Eija-Riitta Korhola, Climate Matters:
Continuing her series on energy and climate, Parliament Magazine editorial board member Eija-Riitta Korhola asks, will the EUs climate measures push industry and jobs elsewhere?
Despite the European Union having 23 official languages, when it comes to any one of our major issues, we always invent another one. Climate change is a case in point. We have COPs and MOPs; JIs and CDMs; hot-air, carbon sinks, ETS, CCS and more. We also have Carbon leakage – which refers to an increase in CO2 emissions in one country as a result of a reduction by another. Why does this happen? Well several reasons but I will deal only with one: The cost of emitting CO2.

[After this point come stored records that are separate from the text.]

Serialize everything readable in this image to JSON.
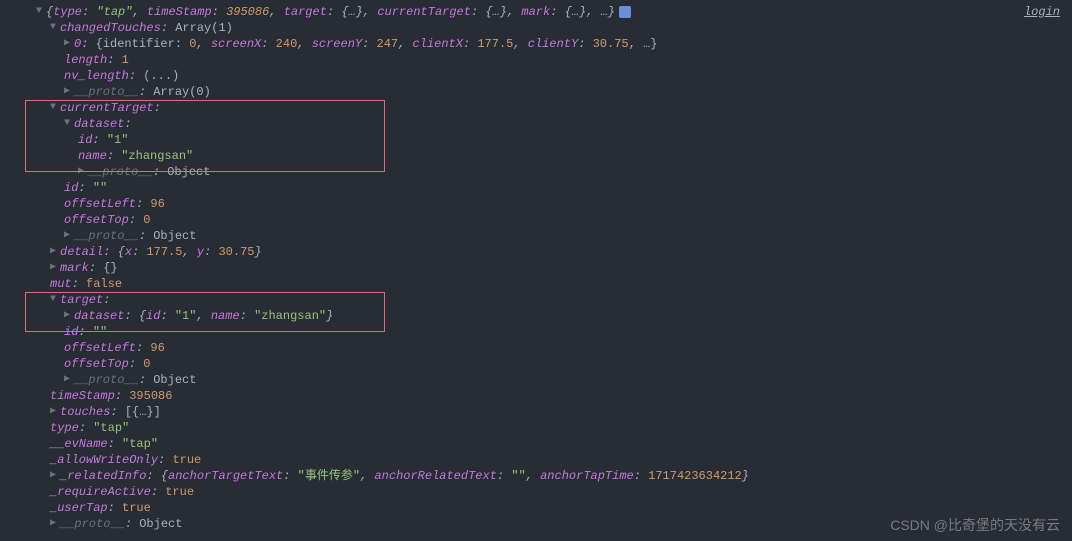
{
  "login": "login",
  "root": {
    "typeKey": "type",
    "typeVal": "\"tap\"",
    "timeStampKey": "timeStamp",
    "timeStampVal": "395086",
    "targetKey": "target",
    "targetPreview": "{…}",
    "currentTargetKey": "currentTarget",
    "currentTargetPreview": "{…}",
    "markKey": "mark",
    "markPreview": "{…}",
    "trailing": ", …}"
  },
  "changedTouches": {
    "label": "changedTouches",
    "preview": "Array(1)",
    "item0Key": "0",
    "item0Preview": "{identifier: ",
    "identifier": "0",
    "screenXKey": "screenX",
    "screenX": "240",
    "screenYKey": "screenY",
    "screenY": "247",
    "clientXKey": "clientX",
    "clientX": "177.5",
    "clientYKey": "clientY",
    "clientY": "30.75",
    "trail": ", …}",
    "lengthKey": "length",
    "lengthVal": "1",
    "nvLengthKey": "nv_length",
    "nvLengthVal": "(...)",
    "protoKey": "__proto__",
    "protoVal": "Array(0)"
  },
  "currentTarget": {
    "label": "currentTarget",
    "datasetKey": "dataset",
    "idKey": "id",
    "idVal": "\"1\"",
    "nameKey": "name",
    "nameVal": "\"zhangsan\"",
    "protoKey": "__proto__",
    "protoVal": "Object",
    "outerIdKey": "id",
    "outerIdVal": "\"\"",
    "offsetLeftKey": "offsetLeft",
    "offsetLeftVal": "96",
    "offsetTopKey": "offsetTop",
    "offsetTopVal": "0",
    "proto2Key": "__proto__",
    "proto2Val": "Object"
  },
  "detail": {
    "key": "detail",
    "xKey": "x",
    "xVal": "177.5",
    "yKey": "y",
    "yVal": "30.75"
  },
  "mark": {
    "key": "mark",
    "val": "{}"
  },
  "mut": {
    "key": "mut",
    "val": "false"
  },
  "target": {
    "label": "target",
    "datasetKey": "dataset",
    "datasetIdKey": "id",
    "datasetIdVal": "\"1\"",
    "datasetNameKey": "name",
    "datasetNameVal": "\"zhangsan\"",
    "idKey": "id",
    "idVal": "\"\"",
    "offsetLeftKey": "offsetLeft",
    "offsetLeftVal": "96",
    "offsetTopKey": "offsetTop",
    "offsetTopVal": "0",
    "protoKey": "__proto__",
    "protoVal": "Object"
  },
  "timeStamp": {
    "key": "timeStamp",
    "val": "395086"
  },
  "touches": {
    "key": "touches",
    "val": "[{…}]"
  },
  "type": {
    "key": "type",
    "val": "\"tap\""
  },
  "evName": {
    "key": "__evName",
    "val": "\"tap\""
  },
  "allowWriteOnly": {
    "key": "_allowWriteOnly",
    "val": "true"
  },
  "relatedInfo": {
    "key": "_relatedInfo",
    "anchorTargetTextKey": "anchorTargetText",
    "anchorTargetTextVal": "\"事件传参\"",
    "anchorRelatedTextKey": "anchorRelatedText",
    "anchorRelatedTextVal": "\"\"",
    "anchorTapTimeKey": "anchorTapTime",
    "anchorTapTimeVal": "1717423634212"
  },
  "requireActive": {
    "key": "_requireActive",
    "val": "true"
  },
  "userTap": {
    "key": "_userTap",
    "val": "true"
  },
  "finalProto": {
    "key": "__proto__",
    "val": "Object"
  },
  "watermark": "CSDN @比奇堡的天没有云"
}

Currently, in the European Parliament, we are up against our mandate deadline to play a crucial part in getting the Commissions package of climate change abatement measures agreed so that they can become adopted next year. Chief among the measures is the revision of the Emission Trading Scheme (ETS) which is a market based mechanism to encourage clean technologies and penalise those who emit CO2. Of course, since over half of our electricity still comes from fossil fuel, that will put up the cost of energy which is passed on to consumers. In turn, energy intensive industries exposed to global markets – who are usually employment intensive too – could find they cannot be competitive so are tempted to move out of the EU to where the so-called cost of carbon is free and other environmental norms are lower.
The EU ETS works by a system of permits to emit CO2 that have to be bought or traded on the market or rather it doesnt work, which is why it has to be modified in the proposed Directive. A main problem is in the initial allocation of these permits. The EC wants to auction them and use the money to invest in clean energy technologies such as Carbon Capture and Storage (essential for continued use of coal oil and gas), wind, solar and wave energy. Today, existing large hydro and nuclear are the only significant clean technologies that can compete in global terms without such subsidies. Another often expressed view is that permits to industry should be allocated free.
In fact there are lots of views – when what we really need is vision.
The draft directive proposes free emission allowances for some market-exposed, high carbon-leakage risk industries, which is most probably necessary so long as ETS is not global. Of course, carbon leakage would be impossible if the cost of carbon were the same everywhere, so I welcome all possible links of the EU-ETS with other corresponding systems outside the EU provided that they appear one day soon.
We must also look closely at the levels of sector-specific emissions for a ton of production and reward those who achieve the theoretical minimum. This would provide a genuine incentive for real emission reductions anywhere in the world. An ETS linked up with this kind of a BAT-approach (BAT = best available techniques) wouldn't distort the markets nor give a competitive advantage to the polluter.
We must work together in the Parliament, the Commission, the Council and the industry if we are to succeed. Its emissions that must be traded, not dogmas.